Everything in the entries except the pictures must be duplicated exactly.

*RECORD SET*
..........
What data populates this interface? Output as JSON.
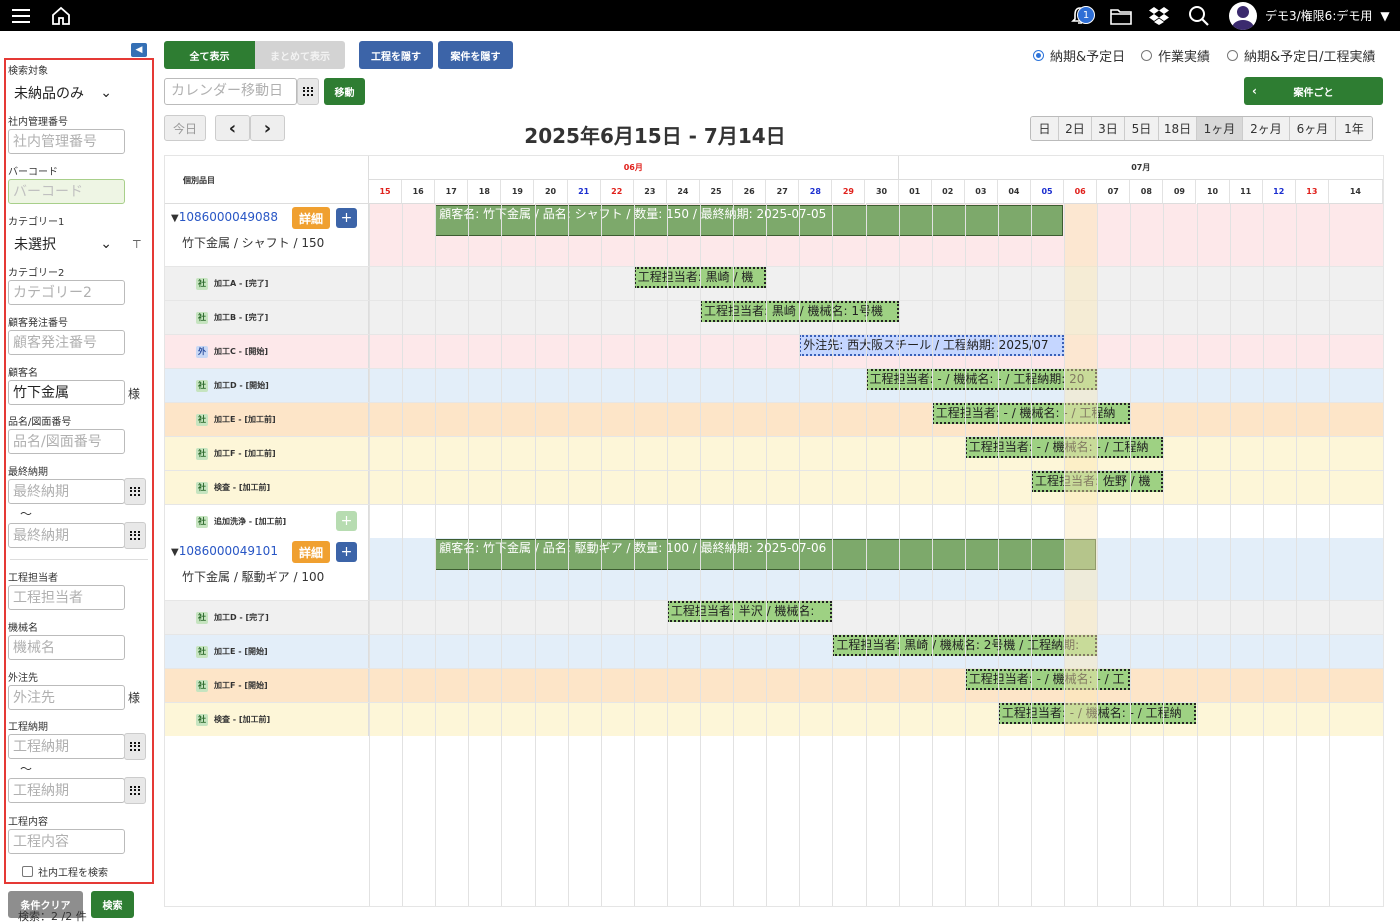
{
  "header": {
    "notification_count": "1",
    "user_name": "デモ3/権限6:デモ用"
  },
  "sidebar": {
    "search_target": {
      "label": "検索対象",
      "value": "未納品のみ"
    },
    "internal_no": {
      "label": "社内管理番号",
      "placeholder": "社内管理番号"
    },
    "barcode": {
      "label": "バーコード",
      "placeholder": "バーコード"
    },
    "category1": {
      "label": "カテゴリー1",
      "value": "未選択"
    },
    "category2": {
      "label": "カテゴリー2",
      "placeholder": "カテゴリー2"
    },
    "customer_order": {
      "label": "顧客発注番号",
      "placeholder": "顧客発注番号"
    },
    "customer": {
      "label": "顧客名",
      "value": "竹下金属",
      "suffix": "様"
    },
    "product": {
      "label": "品名/図面番号",
      "placeholder": "品名/図面番号"
    },
    "final_due": {
      "label": "最終納期",
      "placeholder_from": "最終納期",
      "placeholder_to": "最終納期",
      "tilde": "〜"
    },
    "worker": {
      "label": "工程担当者",
      "placeholder": "工程担当者"
    },
    "machine": {
      "label": "機械名",
      "placeholder": "機械名"
    },
    "outsource": {
      "label": "外注先",
      "placeholder": "外注先",
      "suffix": "様"
    },
    "process_due": {
      "label": "工程納期",
      "placeholder_from": "工程納期",
      "placeholder_to": "工程納期",
      "tilde": "〜"
    },
    "process_content": {
      "label": "工程内容",
      "placeholder": "工程内容"
    },
    "internal_check": "社内工程を検索",
    "clear_button": "条件クリア",
    "search_button": "検索"
  },
  "toolbar": {
    "show_all": "全て表示",
    "show_grouped": "まとめて表示",
    "hide_process": "工程を隠す",
    "hide_case": "案件を隠す",
    "radio": [
      "納期&予定日",
      "作業実績",
      "納期&予定日/工程実績"
    ],
    "cal_placeholder": "カレンダー移動日",
    "move": "移動",
    "per_case": "案件ごと",
    "today": "今日",
    "prev": "‹",
    "next": "›",
    "range_title": "2025年6月15日 - 7月14日",
    "ranges": [
      "日",
      "2日",
      "3日",
      "5日",
      "18日",
      "1ヶ月",
      "2ヶ月",
      "6ヶ月",
      "1年"
    ],
    "active_range": "1ヶ月"
  },
  "gantt": {
    "left_header": "個別品目",
    "months": [
      "06月",
      "07月"
    ],
    "days": [
      {
        "d": "15",
        "c": "red"
      },
      {
        "d": "16",
        "c": ""
      },
      {
        "d": "17",
        "c": ""
      },
      {
        "d": "18",
        "c": ""
      },
      {
        "d": "19",
        "c": ""
      },
      {
        "d": "20",
        "c": ""
      },
      {
        "d": "21",
        "c": "blue"
      },
      {
        "d": "22",
        "c": "red"
      },
      {
        "d": "23",
        "c": ""
      },
      {
        "d": "24",
        "c": ""
      },
      {
        "d": "25",
        "c": ""
      },
      {
        "d": "26",
        "c": ""
      },
      {
        "d": "27",
        "c": ""
      },
      {
        "d": "28",
        "c": "blue"
      },
      {
        "d": "29",
        "c": "red"
      },
      {
        "d": "30",
        "c": ""
      },
      {
        "d": "01",
        "c": ""
      },
      {
        "d": "02",
        "c": ""
      },
      {
        "d": "03",
        "c": ""
      },
      {
        "d": "04",
        "c": ""
      },
      {
        "d": "05",
        "c": "blue"
      },
      {
        "d": "06",
        "c": "red"
      },
      {
        "d": "07",
        "c": ""
      },
      {
        "d": "08",
        "c": ""
      },
      {
        "d": "09",
        "c": ""
      },
      {
        "d": "10",
        "c": ""
      },
      {
        "d": "11",
        "c": ""
      },
      {
        "d": "12",
        "c": "blue"
      },
      {
        "d": "13",
        "c": "red"
      },
      {
        "d": "14",
        "c": ""
      }
    ],
    "projects": [
      {
        "id": "1086000049088",
        "detail": "詳細",
        "sub": "竹下金属 / シャフト / 150",
        "bar": "顧客名: 竹下金属 / 品名: シャフト / 数量: 150 / 最終納期: 2025-07-05",
        "processes": [
          {
            "tag": "社",
            "label": "加工A - [完了]",
            "bar": "工程担当者: 黒崎 / 機"
          },
          {
            "tag": "社",
            "label": "加工B - [完了]",
            "bar": "工程担当者: 黒崎 / 機械名: 1号機"
          },
          {
            "tag": "外",
            "label": "加工C - [開始]",
            "bar": "外注先: 西大阪スチール / 工程納期: 2025/07"
          },
          {
            "tag": "社",
            "label": "加工D - [開始]",
            "bar": "工程担当者: - / 機械名: - / 工程納期: 20"
          },
          {
            "tag": "社",
            "label": "加工E - [加工前]",
            "bar": "工程担当者: - / 機械名: - / 工程納"
          },
          {
            "tag": "社",
            "label": "加工F - [加工前]",
            "bar": "工程担当者: - / 機械名: - / 工程納"
          },
          {
            "tag": "社",
            "label": "検査 - [加工前]",
            "bar": "工程担当者: 佐野 / 機"
          },
          {
            "tag": "社",
            "label": "追加洗浄 - [加工前]",
            "bar": ""
          }
        ]
      },
      {
        "id": "1086000049101",
        "detail": "詳細",
        "sub": "竹下金属 / 駆動ギア / 100",
        "bar": "顧客名: 竹下金属 / 品名: 駆動ギア / 数量: 100 / 最終納期: 2025-07-06",
        "processes": [
          {
            "tag": "社",
            "label": "加工D - [完了]",
            "bar": "工程担当者: 半沢 / 機械名:"
          },
          {
            "tag": "社",
            "label": "加工E - [開始]",
            "bar": "工程担当者: 黒崎 / 機械名: 2号機 / 工程納期:"
          },
          {
            "tag": "社",
            "label": "加工F - [開始]",
            "bar": "工程担当者: - / 機械名: - / 工"
          },
          {
            "tag": "社",
            "label": "検査 - [加工前]",
            "bar": "工程担当者: - / 機械名: - / 工程納"
          }
        ]
      }
    ],
    "status": "検索：2 /2 件"
  },
  "colors": {
    "green_button": "#2e7d32",
    "blue_button": "#3c64a8",
    "detail_orange": "#f0a030",
    "main_bar": "#7da96b",
    "process_bar": "#9ed183",
    "outsource_bar": "#c5d6ff"
  }
}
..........
*ANSWER BOX*
What data populates this interface? Output as JSON.
{
  "header": {
    "notification_count": "1",
    "user_name": "デモ3/権限6:デモ用"
  },
  "sidebar": {
    "search_target": {
      "label": "検索対象",
      "value": "未納品のみ"
    },
    "internal_no": {
      "label": "社内管理番号",
      "placeholder": "社内管理番号"
    },
    "barcode": {
      "label": "バーコード",
      "placeholder": "バーコード"
    },
    "category1": {
      "label": "カテゴリー1",
      "value": "未選択"
    },
    "category2": {
      "label": "カテゴリー2",
      "placeholder": "カテゴリー2"
    },
    "customer_order": {
      "label": "顧客発注番号",
      "placeholder": "顧客発注番号"
    },
    "customer": {
      "label": "顧客名",
      "value": "竹下金属",
      "suffix": "様"
    },
    "product": {
      "label": "品名/図面番号",
      "placeholder": "品名/図面番号"
    },
    "final_due": {
      "label": "最終納期",
      "placeholder_from": "最終納期",
      "placeholder_to": "最終納期",
      "tilde": "〜"
    },
    "worker": {
      "label": "工程担当者",
      "placeholder": "工程担当者"
    },
    "machine": {
      "label": "機械名",
      "placeholder": "機械名"
    },
    "outsource": {
      "label": "外注先",
      "placeholder": "外注先",
      "suffix": "様"
    },
    "process_due": {
      "label": "工程納期",
      "placeholder_from": "工程納期",
      "placeholder_to": "工程納期",
      "tilde": "〜"
    },
    "process_content": {
      "label": "工程内容",
      "placeholder": "工程内容"
    },
    "internal_check": "社内工程を検索",
    "clear_button": "条件クリア",
    "search_button": "検索"
  },
  "toolbar": {
    "show_all": "全て表示",
    "show_grouped": "まとめて表示",
    "hide_process": "工程を隠す",
    "hide_case": "案件を隠す",
    "radio": [
      "納期&予定日",
      "作業実績",
      "納期&予定日/工程実績"
    ],
    "cal_placeholder": "カレンダー移動日",
    "move": "移動",
    "per_case": "案件ごと",
    "today": "今日",
    "prev": "‹",
    "next": "›",
    "range_title": "2025年6月15日 - 7月14日",
    "ranges": [
      "日",
      "2日",
      "3日",
      "5日",
      "18日",
      "1ヶ月",
      "2ヶ月",
      "6ヶ月",
      "1年"
    ],
    "active_range": "1ヶ月"
  },
  "gantt": {
    "left_header": "個別品目",
    "months": [
      "06月",
      "07月"
    ],
    "days": [
      {
        "d": "15",
        "c": "red"
      },
      {
        "d": "16",
        "c": ""
      },
      {
        "d": "17",
        "c": ""
      },
      {
        "d": "18",
        "c": ""
      },
      {
        "d": "19",
        "c": ""
      },
      {
        "d": "20",
        "c": ""
      },
      {
        "d": "21",
        "c": "blue"
      },
      {
        "d": "22",
        "c": "red"
      },
      {
        "d": "23",
        "c": ""
      },
      {
        "d": "24",
        "c": ""
      },
      {
        "d": "25",
        "c": ""
      },
      {
        "d": "26",
        "c": ""
      },
      {
        "d": "27",
        "c": ""
      },
      {
        "d": "28",
        "c": "blue"
      },
      {
        "d": "29",
        "c": "red"
      },
      {
        "d": "30",
        "c": ""
      },
      {
        "d": "01",
        "c": ""
      },
      {
        "d": "02",
        "c": ""
      },
      {
        "d": "03",
        "c": ""
      },
      {
        "d": "04",
        "c": ""
      },
      {
        "d": "05",
        "c": "blue"
      },
      {
        "d": "06",
        "c": "red"
      },
      {
        "d": "07",
        "c": ""
      },
      {
        "d": "08",
        "c": ""
      },
      {
        "d": "09",
        "c": ""
      },
      {
        "d": "10",
        "c": ""
      },
      {
        "d": "11",
        "c": ""
      },
      {
        "d": "12",
        "c": "blue"
      },
      {
        "d": "13",
        "c": "red"
      },
      {
        "d": "14",
        "c": ""
      }
    ],
    "projects": [
      {
        "id": "1086000049088",
        "detail": "詳細",
        "sub": "竹下金属 / シャフト / 150",
        "bar": "顧客名: 竹下金属 / 品名: シャフト / 数量: 150 / 最終納期: 2025-07-05",
        "processes": [
          {
            "tag": "社",
            "label": "加工A - [完了]",
            "bar": "工程担当者: 黒崎 / 機"
          },
          {
            "tag": "社",
            "label": "加工B - [完了]",
            "bar": "工程担当者: 黒崎 / 機械名: 1号機"
          },
          {
            "tag": "外",
            "label": "加工C - [開始]",
            "bar": "外注先: 西大阪スチール / 工程納期: 2025/07"
          },
          {
            "tag": "社",
            "label": "加工D - [開始]",
            "bar": "工程担当者: - / 機械名: - / 工程納期: 20"
          },
          {
            "tag": "社",
            "label": "加工E - [加工前]",
            "bar": "工程担当者: - / 機械名: - / 工程納"
          },
          {
            "tag": "社",
            "label": "加工F - [加工前]",
            "bar": "工程担当者: - / 機械名: - / 工程納"
          },
          {
            "tag": "社",
            "label": "検査 - [加工前]",
            "bar": "工程担当者: 佐野 / 機"
          },
          {
            "tag": "社",
            "label": "追加洗浄 - [加工前]",
            "bar": ""
          }
        ]
      },
      {
        "id": "1086000049101",
        "detail": "詳細",
        "sub": "竹下金属 / 駆動ギア / 100",
        "bar": "顧客名: 竹下金属 / 品名: 駆動ギア / 数量: 100 / 最終納期: 2025-07-06",
        "processes": [
          {
            "tag": "社",
            "label": "加工D - [完了]",
            "bar": "工程担当者: 半沢 / 機械名:"
          },
          {
            "tag": "社",
            "label": "加工E - [開始]",
            "bar": "工程担当者: 黒崎 / 機械名: 2号機 / 工程納期:"
          },
          {
            "tag": "社",
            "label": "加工F - [開始]",
            "bar": "工程担当者: - / 機械名: - / 工"
          },
          {
            "tag": "社",
            "label": "検査 - [加工前]",
            "bar": "工程担当者: - / 機械名: - / 工程納"
          }
        ]
      }
    ],
    "status": "検索：2 /2 件"
  },
  "colors": {
    "green_button": "#2e7d32",
    "blue_button": "#3c64a8",
    "detail_orange": "#f0a030",
    "main_bar": "#7da96b",
    "process_bar": "#9ed183",
    "outsource_bar": "#c5d6ff"
  }
}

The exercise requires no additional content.